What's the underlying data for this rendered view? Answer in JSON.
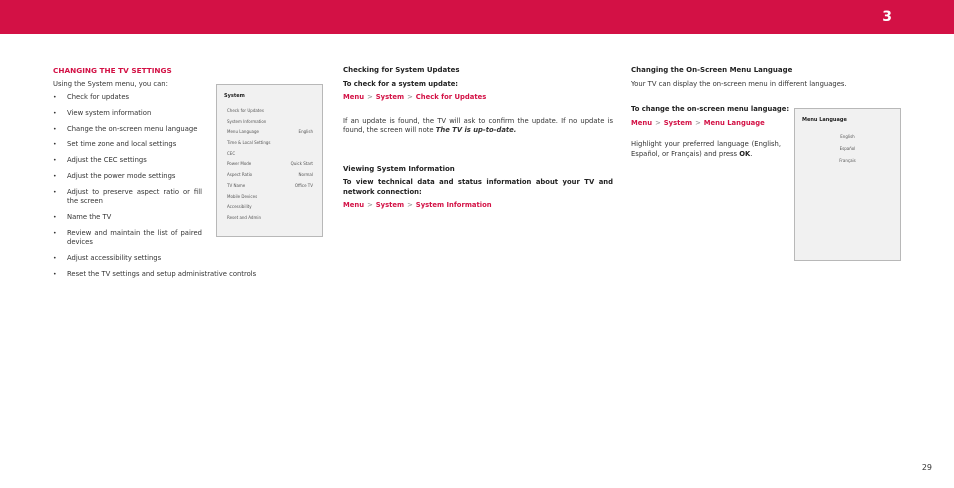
{
  "header": {
    "chapter_number": "3"
  },
  "page_number": "29",
  "col1": {
    "title": "CHANGING THE TV SETTINGS",
    "intro": "Using the System menu, you can:",
    "bullets": [
      "Check for updates",
      "View system information",
      "Change the on-screen menu language",
      "Set time zone and local settings",
      "Adjust the CEC settings",
      "Adjust the power mode settings",
      "Adjust to preserve aspect ratio or fill the screen",
      "Name the TV",
      "Review and maintain the list of paired devices",
      "Adjust accessibility settings",
      "Reset the TV settings and setup administrative controls"
    ]
  },
  "system_menu": {
    "title": "System",
    "items": [
      {
        "label": "Check for Updates",
        "value": ""
      },
      {
        "label": "System Information",
        "value": ""
      },
      {
        "label": "Menu Language",
        "value": "English"
      },
      {
        "label": "Time & Local Settings",
        "value": ""
      },
      {
        "label": "CEC",
        "value": ""
      },
      {
        "label": "Power Mode",
        "value": "Quick Start"
      },
      {
        "label": "Aspect Ratio",
        "value": "Normal"
      },
      {
        "label": "TV Name",
        "value": "Office TV"
      },
      {
        "label": "Mobile Devices",
        "value": ""
      },
      {
        "label": "Accessibility",
        "value": ""
      },
      {
        "label": "Reset and Admin",
        "value": ""
      }
    ]
  },
  "col2": {
    "updates_title": "Checking for System Updates",
    "updates_instr": "To check for a system update:",
    "updates_path": [
      "Menu",
      "System",
      "Check for Updates"
    ],
    "path_sep": ">",
    "updates_body_pre": "If an update is found, the TV will ask to confirm the update. If no update is found, the screen will note ",
    "updates_body_em": "The TV is up-to-date.",
    "info_title": "Viewing System Information",
    "info_instr": "To view technical data and status information about your TV and network connection:",
    "info_path": [
      "Menu",
      "System",
      "System Information"
    ]
  },
  "col3": {
    "title": "Changing the On-Screen Menu Language",
    "intro": "Your TV can display the on-screen menu in different languages.",
    "instr": "To change the on-screen menu language:",
    "path": [
      "Menu",
      "System",
      "Menu Language"
    ],
    "body_pre": "Highlight your preferred language (English, Español, or Français) and press ",
    "body_ok": "OK",
    "body_post": "."
  },
  "language_menu": {
    "title": "Menu Language",
    "options": [
      "English",
      "Español",
      "Français"
    ]
  },
  "colors": {
    "accent": "#d31145"
  }
}
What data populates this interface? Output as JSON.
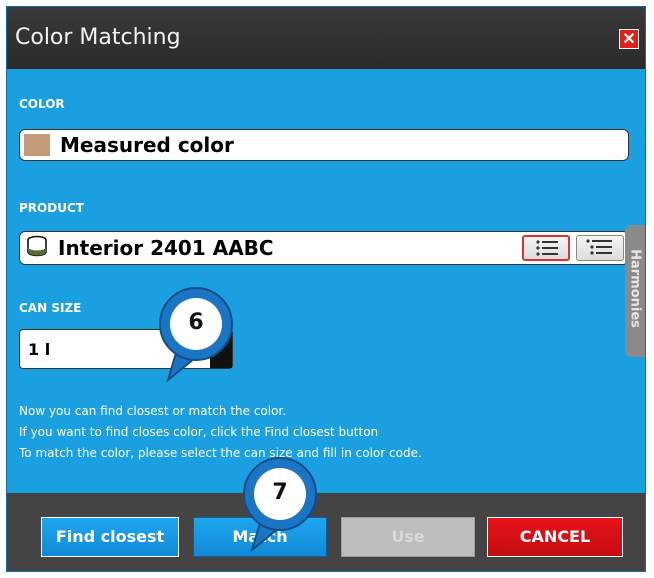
{
  "window": {
    "title": "Color Matching",
    "close_label": "✕"
  },
  "color_section": {
    "label": "COLOR",
    "value": "Measured color",
    "swatch_color": "#c49b7a"
  },
  "product_section": {
    "label": "PRODUCT",
    "value": "Interior 2401 AABC"
  },
  "side_tab": {
    "label": "Harmonies"
  },
  "can_size": {
    "label": "CAN SIZE",
    "value": "1 l"
  },
  "info_lines": [
    "Now you can find closest or match the color.",
    "If you want to find closes color, click the Find closest button",
    "To match the color, please select the can size and fill in color code."
  ],
  "buttons": {
    "find_closest": "Find closest",
    "match": "Match",
    "use": "Use",
    "cancel": "CANCEL"
  },
  "callouts": {
    "step6": "6",
    "step7": "7"
  },
  "colors": {
    "dialog_bg": "#1aa0e0",
    "titlebar": "#333333",
    "footer": "#444444",
    "cancel": "#d4121a",
    "accent_blue": "#1799e3"
  }
}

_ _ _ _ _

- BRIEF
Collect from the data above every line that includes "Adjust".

- RESPONSE BELOW
      "Adjust the CEC settings",
      "Adjust the power mode settings",
      "Adjust to preserve aspect ratio or fill the screen",
      "Adjust accessibility settings",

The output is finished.